Friday Feb 20 2009
County, city squabble over big box development
By: Jim Ruffalo
Perspective: Looking Behind the Scenes
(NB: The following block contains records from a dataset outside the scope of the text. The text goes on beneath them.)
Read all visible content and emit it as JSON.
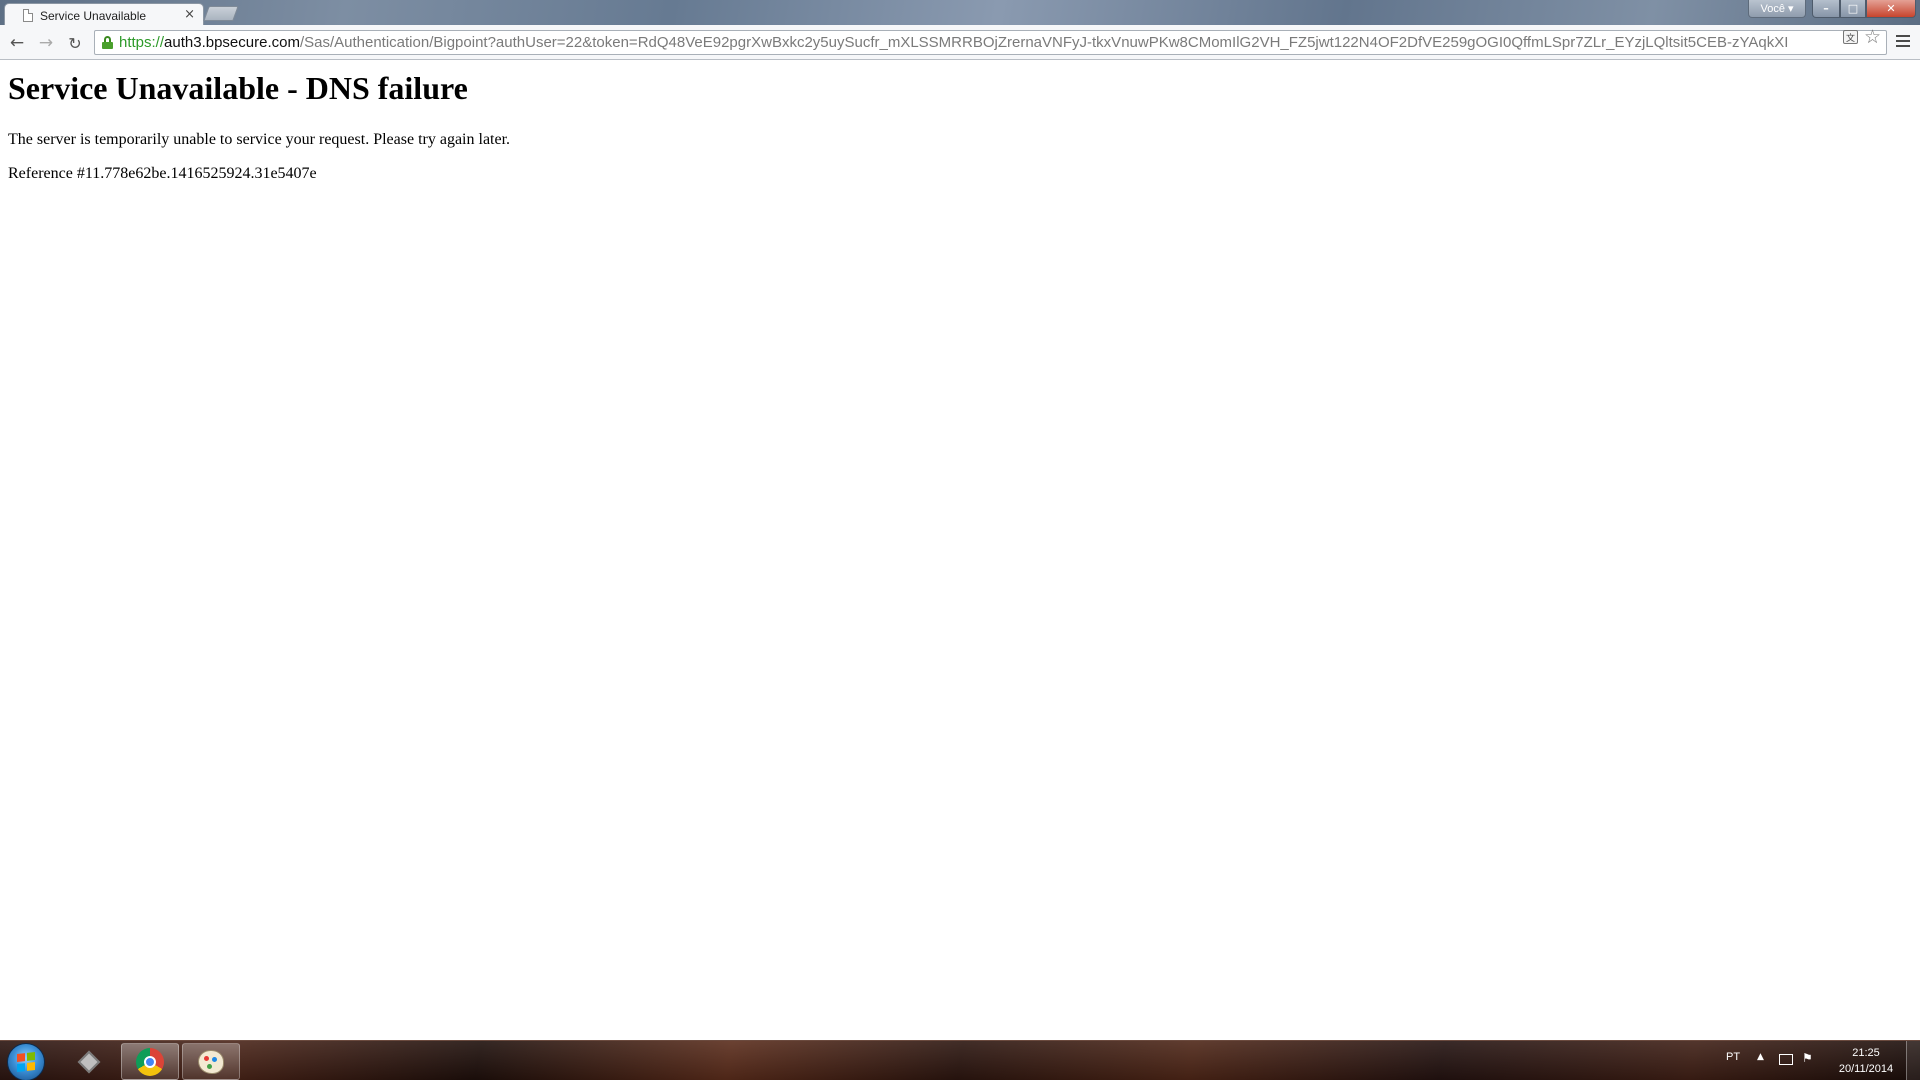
{
  "browser": {
    "tab": {
      "title": "Service Unavailable",
      "close_glyph": "×",
      "favicon": "page-icon"
    },
    "profile_label": "Você ▾",
    "window_controls": {
      "minimize": "–",
      "maximize": "□",
      "close": "✕"
    },
    "nav": {
      "back": "←",
      "forward": "→",
      "reload": "↻"
    },
    "address": {
      "scheme": "https://",
      "host": "auth3.bpsecure.com",
      "path": "/Sas/Authentication/Bigpoint?authUser=22&token=RdQ48VeE92pgrXwBxkc2y5uySucfr_mXLSSMRRBOjZrernaVNFyJ-tkxVnuwPKw8CMomIlG2VH_FZ5jwt122N4OF2DfVE259gOGI0QffmLSpr7ZLr_EYzjLQltsit5CEB-zYAqkXI",
      "secure_icon": "lock-icon"
    },
    "star_glyph": "☆",
    "translate_glyph": "文"
  },
  "page": {
    "heading": "Service Unavailable - DNS failure",
    "message": "The server is temporarily unable to service your request. Please try again later.",
    "reference": "Reference #11.778e62be.1416525924.31e5407e"
  },
  "taskbar": {
    "language": "PT",
    "tray_arrow": "▲",
    "flag_glyph": "⚑",
    "clock": {
      "time": "21:25",
      "date": "20/11/2014"
    },
    "apps": [
      "pinned-tool",
      "chrome",
      "paint"
    ]
  },
  "colors": {
    "secure_scheme": "#2e9a2a",
    "window_close": "#c7442d"
  }
}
While freeing the notebook from being held hostage at the state Capitol, we learn that Gov. Arnold Schwarz-enegger will soon take some time off to make a movie called “The Expendables.” Seems like a perfect title. ... Apparently also expendable was Auburn Mayor Mike Holmes. He says he’d been invited by the management of the new Home Depot to say a few words at Wednesday’s overflowing event. “I arrived about 5:45 (p.m.) only to be told by somebody from the county (government) that it was a county event and that no Auburn people needed to speak,” he said, obviously miffed at the screw-up in arrangements. Checking out the story, I was told by County Chief Assistant CEO Rich Colwell that it, indeed, was a county event, and that no dignitaries other than county supervisors spoke. Piecing together the facts, we figured out that the local Home Depot folks wanted the mayor to speak, but the Southern California media people running the event opted for short and sweet. Still, with Home Depot having an Auburn address — as well as an appearance from the Placer High band — one would think an address from the Auburn mayor would have been appropriate. Holmes is dismissing the issue as a case of “bad form,” but an untold story of late is the bad blood brewing between the county government and the City of Auburn, with money being the prime issue. The bad feelings may have begun when both Auburn Nissan and Pasquale T’s left the county for the friendly confines of the Auburn city limits. It’s certainly no secret that more than one county employee allowed a smile to hit the lips when each of those businesses went ashcan. Truth is, if the two are harboring ill will toward each other, it’s because of Costco. Each covets having that big-box store within its sales-tax boundaries. With Auburn currently in the better bargaining position, some county staffers are taking it personal. Not that the county is laying down on this one. Currently, developer Jim Conkey is getting some help from the county in his attempt to lure Costco away from the already-announced Nevada Street proposed site to his vacant land near the intersection of Highway 49 and Luther Road. In fact, he has a generic Environmental Impact Report on the project sailing through the county planning department as you read this. And even the latest rumor of Wal-Mart looking for a North Auburn site can’t take Conkey off the Costco chase. “I know the EIR is generic, but let me be clear; the proposed project is specifically designed for Costco and nothing else,” he insisted, obviously weary over his nearly 19-acre site getting mentioned every time another big-box looks toward this part of the county. ... Shave and a haircut: Interesting item on tap for Tuesday’s Board of Supervisors meeting. At 11 a.m. the board will get a presentation of the upcoming budget, which starts from the premise that there is an $18.5 million deficit. But instead of locking up the supes for 40 consecutive hours until they agree to raise local fees, Chief Executive Officer Tom Miller is trying a different approach. After already shaving costs in previous budget meetings. Miller now says what he calls “a haircut” can address even more of the deficit problem. He says that after a series of meetings, mainly with about 300 management and confidential employees, he heard close to 200 cost-saving ideas. We’re told by another source that some of those were about unofficial perks a few employees had managed to carve out for themselves over the years, and there’s no better time than the present to weed out those bleeding expenses. But Miller says a preponderance of responses indicated it would be better to make salary cuts than it would be to lay off county workers. “We’re looking at a haircut, beginning with a cap on the upcoming COLA (cost of living adjustment), which was supposed to run from 2.5 to 5 percent,” he said. Miller said another idea from the employees themselves was to schedule 12 (unpaid) furlough days. “Close to three-quarters of the responses said they wanted the furlough days scheduled, rather than having employees pick the dates,” he added. The idea isn’t a slam-dunk because it still has to get the blessing of the Local 39 employees, but Miller thinks the pragmatic answers supplied by the employees he surveyed remains the best course. “I’m optimistic this novel approach can prevent layoffs while still providing meaningful work for the county,” he said. ... Add Miller: Check out the Miller-authored “Justice Delivered” piece in the latest issue of California County magazine. And there’s also an interesting piece titled “Recycling the Highway 49 Corridor” in the Jan./Feb. issue of Comstock Magazine. Among those featured are Colwell and Auburn City Manager Bob Richardson. Jim Ruffalo’s column runs Sundays in the Journal. He can be reached at firstname.lastname@example.org.